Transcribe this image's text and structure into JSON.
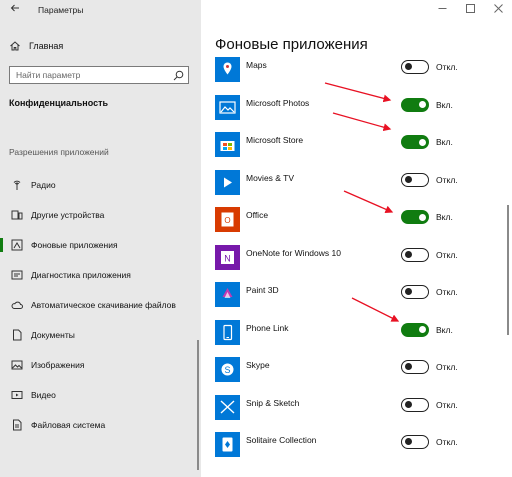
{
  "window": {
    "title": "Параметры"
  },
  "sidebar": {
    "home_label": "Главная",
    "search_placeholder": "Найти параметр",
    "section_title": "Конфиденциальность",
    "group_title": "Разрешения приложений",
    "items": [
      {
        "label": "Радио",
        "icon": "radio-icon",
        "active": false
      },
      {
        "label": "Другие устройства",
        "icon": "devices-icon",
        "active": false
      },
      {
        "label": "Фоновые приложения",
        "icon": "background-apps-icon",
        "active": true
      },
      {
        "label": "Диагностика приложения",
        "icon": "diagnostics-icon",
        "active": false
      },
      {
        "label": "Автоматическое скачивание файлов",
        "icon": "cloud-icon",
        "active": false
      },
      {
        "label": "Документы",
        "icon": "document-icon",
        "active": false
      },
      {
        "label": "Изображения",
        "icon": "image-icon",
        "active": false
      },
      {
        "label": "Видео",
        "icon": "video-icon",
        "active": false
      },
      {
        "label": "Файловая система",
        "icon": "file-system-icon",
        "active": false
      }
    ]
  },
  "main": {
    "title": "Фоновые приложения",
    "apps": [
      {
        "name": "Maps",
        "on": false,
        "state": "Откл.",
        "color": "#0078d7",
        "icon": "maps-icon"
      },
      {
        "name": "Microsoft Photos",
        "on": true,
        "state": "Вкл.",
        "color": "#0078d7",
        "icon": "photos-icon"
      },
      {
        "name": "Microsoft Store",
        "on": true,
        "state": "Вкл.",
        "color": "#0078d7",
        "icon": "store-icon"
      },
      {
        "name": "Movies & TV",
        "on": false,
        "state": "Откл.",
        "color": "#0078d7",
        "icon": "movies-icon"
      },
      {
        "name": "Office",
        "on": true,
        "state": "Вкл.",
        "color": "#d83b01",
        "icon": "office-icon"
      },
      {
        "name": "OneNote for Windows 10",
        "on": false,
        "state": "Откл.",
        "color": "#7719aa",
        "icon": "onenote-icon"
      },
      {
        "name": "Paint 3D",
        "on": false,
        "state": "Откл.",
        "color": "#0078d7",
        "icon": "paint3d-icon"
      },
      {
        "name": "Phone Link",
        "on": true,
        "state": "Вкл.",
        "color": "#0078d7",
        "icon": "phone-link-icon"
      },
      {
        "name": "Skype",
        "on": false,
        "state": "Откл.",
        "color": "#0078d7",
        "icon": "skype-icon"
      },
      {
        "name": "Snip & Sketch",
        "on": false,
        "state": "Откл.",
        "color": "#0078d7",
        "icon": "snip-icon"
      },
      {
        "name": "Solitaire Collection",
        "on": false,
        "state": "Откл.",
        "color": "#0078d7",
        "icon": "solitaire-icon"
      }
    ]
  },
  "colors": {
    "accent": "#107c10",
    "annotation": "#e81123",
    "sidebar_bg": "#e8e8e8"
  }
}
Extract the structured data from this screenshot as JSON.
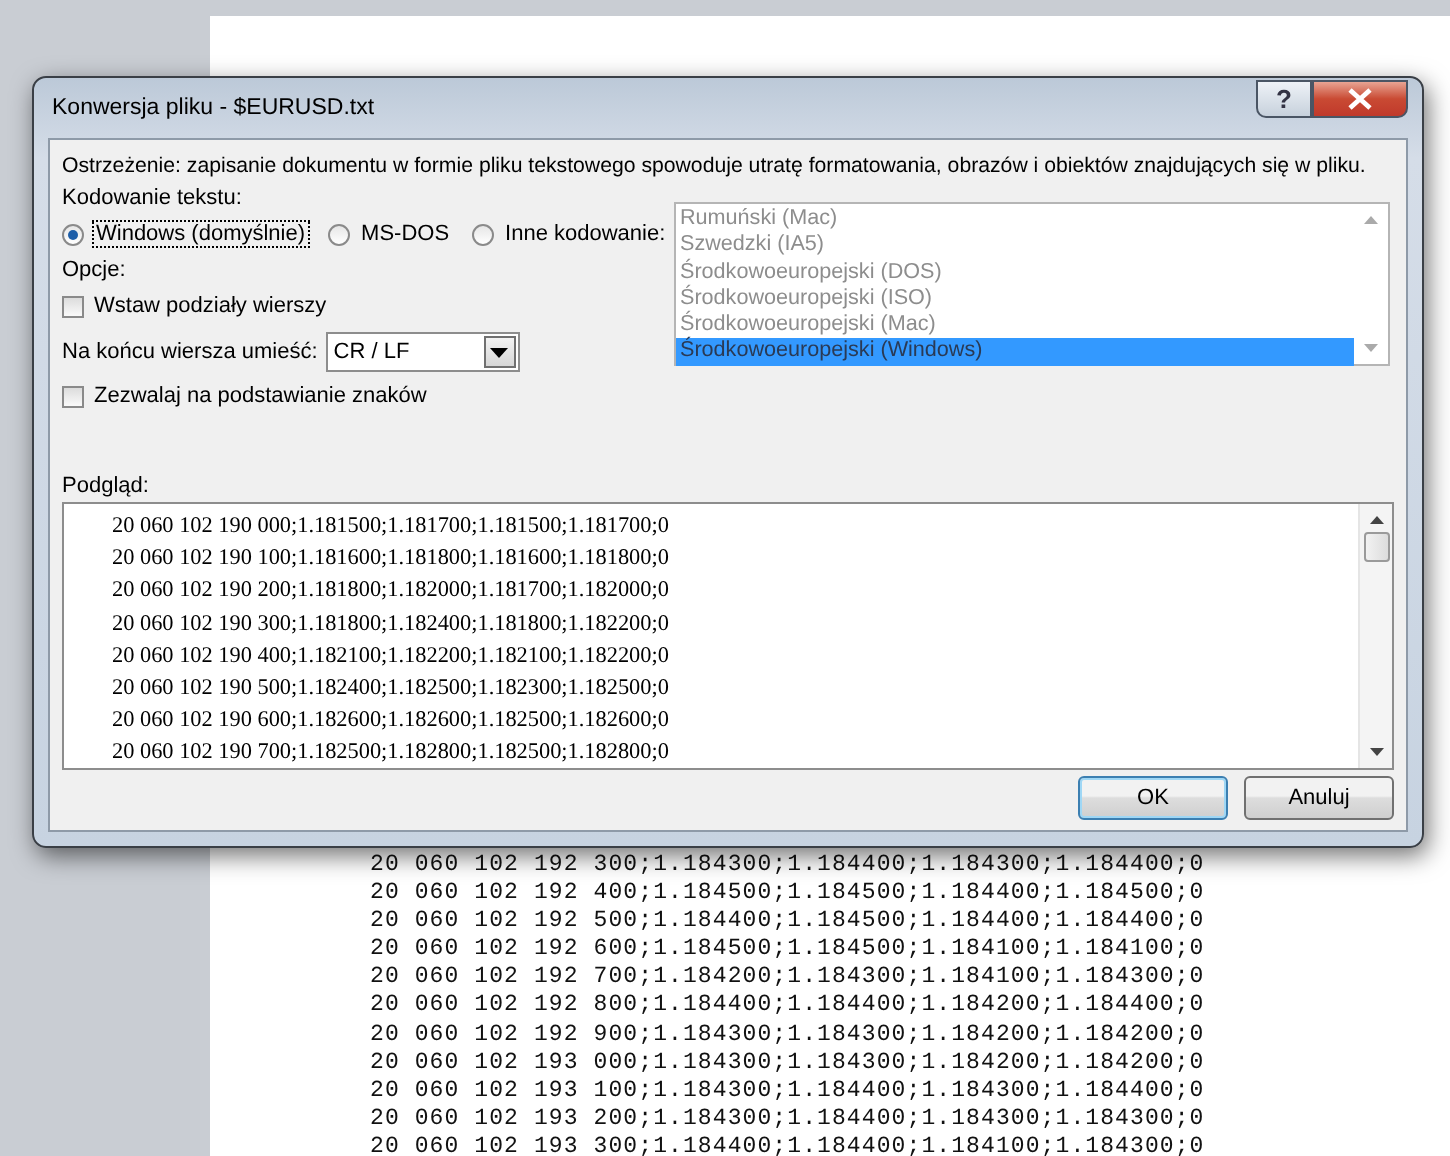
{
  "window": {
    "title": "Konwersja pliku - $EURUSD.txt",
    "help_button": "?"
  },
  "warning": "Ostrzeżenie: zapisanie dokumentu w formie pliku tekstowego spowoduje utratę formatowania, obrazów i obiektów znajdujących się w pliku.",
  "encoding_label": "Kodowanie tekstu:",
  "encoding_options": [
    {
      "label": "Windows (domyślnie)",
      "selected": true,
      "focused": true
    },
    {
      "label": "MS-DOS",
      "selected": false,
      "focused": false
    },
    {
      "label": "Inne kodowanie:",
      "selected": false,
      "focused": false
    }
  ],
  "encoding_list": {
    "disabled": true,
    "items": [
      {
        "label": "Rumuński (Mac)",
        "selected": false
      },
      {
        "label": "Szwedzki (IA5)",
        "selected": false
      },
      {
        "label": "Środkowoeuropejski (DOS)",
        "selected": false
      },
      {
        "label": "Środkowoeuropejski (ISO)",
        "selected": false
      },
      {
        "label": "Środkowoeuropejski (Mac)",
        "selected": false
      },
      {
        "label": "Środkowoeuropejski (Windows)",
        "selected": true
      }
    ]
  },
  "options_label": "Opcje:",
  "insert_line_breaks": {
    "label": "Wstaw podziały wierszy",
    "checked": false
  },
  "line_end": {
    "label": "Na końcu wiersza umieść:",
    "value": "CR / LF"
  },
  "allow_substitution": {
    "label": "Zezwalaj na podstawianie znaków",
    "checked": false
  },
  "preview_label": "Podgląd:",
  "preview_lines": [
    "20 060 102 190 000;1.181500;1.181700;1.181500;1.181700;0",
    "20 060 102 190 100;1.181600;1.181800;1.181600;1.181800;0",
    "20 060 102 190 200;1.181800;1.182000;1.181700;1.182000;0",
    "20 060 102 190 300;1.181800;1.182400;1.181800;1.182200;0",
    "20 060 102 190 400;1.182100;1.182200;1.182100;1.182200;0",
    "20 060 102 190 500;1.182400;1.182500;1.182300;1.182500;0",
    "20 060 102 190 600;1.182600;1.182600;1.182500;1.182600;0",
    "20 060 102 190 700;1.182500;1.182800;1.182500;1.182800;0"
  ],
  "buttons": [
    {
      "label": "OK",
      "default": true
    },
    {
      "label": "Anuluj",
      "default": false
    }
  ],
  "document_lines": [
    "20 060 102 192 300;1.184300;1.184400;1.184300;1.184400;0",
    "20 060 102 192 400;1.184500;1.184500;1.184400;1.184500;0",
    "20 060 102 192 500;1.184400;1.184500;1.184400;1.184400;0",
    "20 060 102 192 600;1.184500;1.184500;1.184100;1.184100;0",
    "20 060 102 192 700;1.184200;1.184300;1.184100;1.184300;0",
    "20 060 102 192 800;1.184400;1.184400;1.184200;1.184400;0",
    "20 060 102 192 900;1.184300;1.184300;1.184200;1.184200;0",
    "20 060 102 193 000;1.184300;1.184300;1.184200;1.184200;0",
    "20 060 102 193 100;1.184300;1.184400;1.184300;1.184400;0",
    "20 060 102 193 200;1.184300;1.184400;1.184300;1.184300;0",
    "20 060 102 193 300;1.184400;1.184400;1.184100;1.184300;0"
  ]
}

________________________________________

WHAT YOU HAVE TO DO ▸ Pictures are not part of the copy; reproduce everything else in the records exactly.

TASK RESULT ▸
Transcribe this image's text and structure into JSON.
{
  "window": {
    "title": "Параметры"
  },
  "sidebar": {
    "home_label": "Главная",
    "search_placeholder": "Найти параметр",
    "section_title": "Конфиденциальность",
    "group_title": "Разрешения приложений",
    "items": [
      {
        "label": "Радио",
        "icon": "radio-icon",
        "active": false
      },
      {
        "label": "Другие устройства",
        "icon": "devices-icon",
        "active": false
      },
      {
        "label": "Фоновые приложения",
        "icon": "background-apps-icon",
        "active": true
      },
      {
        "label": "Диагностика приложения",
        "icon": "diagnostics-icon",
        "active": false
      },
      {
        "label": "Автоматическое скачивание файлов",
        "icon": "cloud-icon",
        "active": false
      },
      {
        "label": "Документы",
        "icon": "document-icon",
        "active": false
      },
      {
        "label": "Изображения",
        "icon": "image-icon",
        "active": false
      },
      {
        "label": "Видео",
        "icon": "video-icon",
        "active": false
      },
      {
        "label": "Файловая система",
        "icon": "file-system-icon",
        "active": false
      }
    ]
  },
  "main": {
    "title": "Фоновые приложения",
    "apps": [
      {
        "name": "Maps",
        "on": false,
        "state": "Откл.",
        "color": "#0078d7",
        "icon": "maps-icon"
      },
      {
        "name": "Microsoft Photos",
        "on": true,
        "state": "Вкл.",
        "color": "#0078d7",
        "icon": "photos-icon"
      },
      {
        "name": "Microsoft Store",
        "on": true,
        "state": "Вкл.",
        "color": "#0078d7",
        "icon": "store-icon"
      },
      {
        "name": "Movies & TV",
        "on": false,
        "state": "Откл.",
        "color": "#0078d7",
        "icon": "movies-icon"
      },
      {
        "name": "Office",
        "on": true,
        "state": "Вкл.",
        "color": "#d83b01",
        "icon": "office-icon"
      },
      {
        "name": "OneNote for Windows 10",
        "on": false,
        "state": "Откл.",
        "color": "#7719aa",
        "icon": "onenote-icon"
      },
      {
        "name": "Paint 3D",
        "on": false,
        "state": "Откл.",
        "color": "#0078d7",
        "icon": "paint3d-icon"
      },
      {
        "name": "Phone Link",
        "on": true,
        "state": "Вкл.",
        "color": "#0078d7",
        "icon": "phone-link-icon"
      },
      {
        "name": "Skype",
        "on": false,
        "state": "Откл.",
        "color": "#0078d7",
        "icon": "skype-icon"
      },
      {
        "name": "Snip & Sketch",
        "on": false,
        "state": "Откл.",
        "color": "#0078d7",
        "icon": "snip-icon"
      },
      {
        "name": "Solitaire Collection",
        "on": false,
        "state": "Откл.",
        "color": "#0078d7",
        "icon": "solitaire-icon"
      }
    ]
  },
  "colors": {
    "accent": "#107c10",
    "annotation": "#e81123",
    "sidebar_bg": "#e8e8e8"
  }
}
Extract the structured data from this screenshot as JSON.
{
  "window": {
    "title": "Konwersja pliku - $EURUSD.txt",
    "help_button": "?"
  },
  "warning": "Ostrzeżenie: zapisanie dokumentu w formie pliku tekstowego spowoduje utratę formatowania, obrazów i obiektów znajdujących się w pliku.",
  "encoding_label": "Kodowanie tekstu:",
  "encoding_options": [
    {
      "label": "Windows (domyślnie)",
      "selected": true,
      "focused": true
    },
    {
      "label": "MS-DOS",
      "selected": false,
      "focused": false
    },
    {
      "label": "Inne kodowanie:",
      "selected": false,
      "focused": false
    }
  ],
  "encoding_list": {
    "disabled": true,
    "items": [
      {
        "label": "Rumuński (Mac)",
        "selected": false
      },
      {
        "label": "Szwedzki (IA5)",
        "selected": false
      },
      {
        "label": "Środkowoeuropejski (DOS)",
        "selected": false
      },
      {
        "label": "Środkowoeuropejski (ISO)",
        "selected": false
      },
      {
        "label": "Środkowoeuropejski (Mac)",
        "selected": false
      },
      {
        "label": "Środkowoeuropejski (Windows)",
        "selected": true
      }
    ]
  },
  "options_label": "Opcje:",
  "insert_line_breaks": {
    "label": "Wstaw podziały wierszy",
    "checked": false
  },
  "line_end": {
    "label": "Na końcu wiersza umieść:",
    "value": "CR / LF"
  },
  "allow_substitution": {
    "label": "Zezwalaj na podstawianie znaków",
    "checked": false
  },
  "preview_label": "Podgląd:",
  "preview_lines": [
    "20 060 102 190 000;1.181500;1.181700;1.181500;1.181700;0",
    "20 060 102 190 100;1.181600;1.181800;1.181600;1.181800;0",
    "20 060 102 190 200;1.181800;1.182000;1.181700;1.182000;0",
    "20 060 102 190 300;1.181800;1.182400;1.181800;1.182200;0",
    "20 060 102 190 400;1.182100;1.182200;1.182100;1.182200;0",
    "20 060 102 190 500;1.182400;1.182500;1.182300;1.182500;0",
    "20 060 102 190 600;1.182600;1.182600;1.182500;1.182600;0",
    "20 060 102 190 700;1.182500;1.182800;1.182500;1.182800;0"
  ],
  "buttons": [
    {
      "label": "OK",
      "default": true
    },
    {
      "label": "Anuluj",
      "default": false
    }
  ],
  "document_lines": [
    "20 060 102 192 300;1.184300;1.184400;1.184300;1.184400;0",
    "20 060 102 192 400;1.184500;1.184500;1.184400;1.184500;0",
    "20 060 102 192 500;1.184400;1.184500;1.184400;1.184400;0",
    "20 060 102 192 600;1.184500;1.184500;1.184100;1.184100;0",
    "20 060 102 192 700;1.184200;1.184300;1.184100;1.184300;0",
    "20 060 102 192 800;1.184400;1.184400;1.184200;1.184400;0",
    "20 060 102 192 900;1.184300;1.184300;1.184200;1.184200;0",
    "20 060 102 193 000;1.184300;1.184300;1.184200;1.184200;0",
    "20 060 102 193 100;1.184300;1.184400;1.184300;1.184400;0",
    "20 060 102 193 200;1.184300;1.184400;1.184300;1.184300;0",
    "20 060 102 193 300;1.184400;1.184400;1.184100;1.184300;0"
  ]
}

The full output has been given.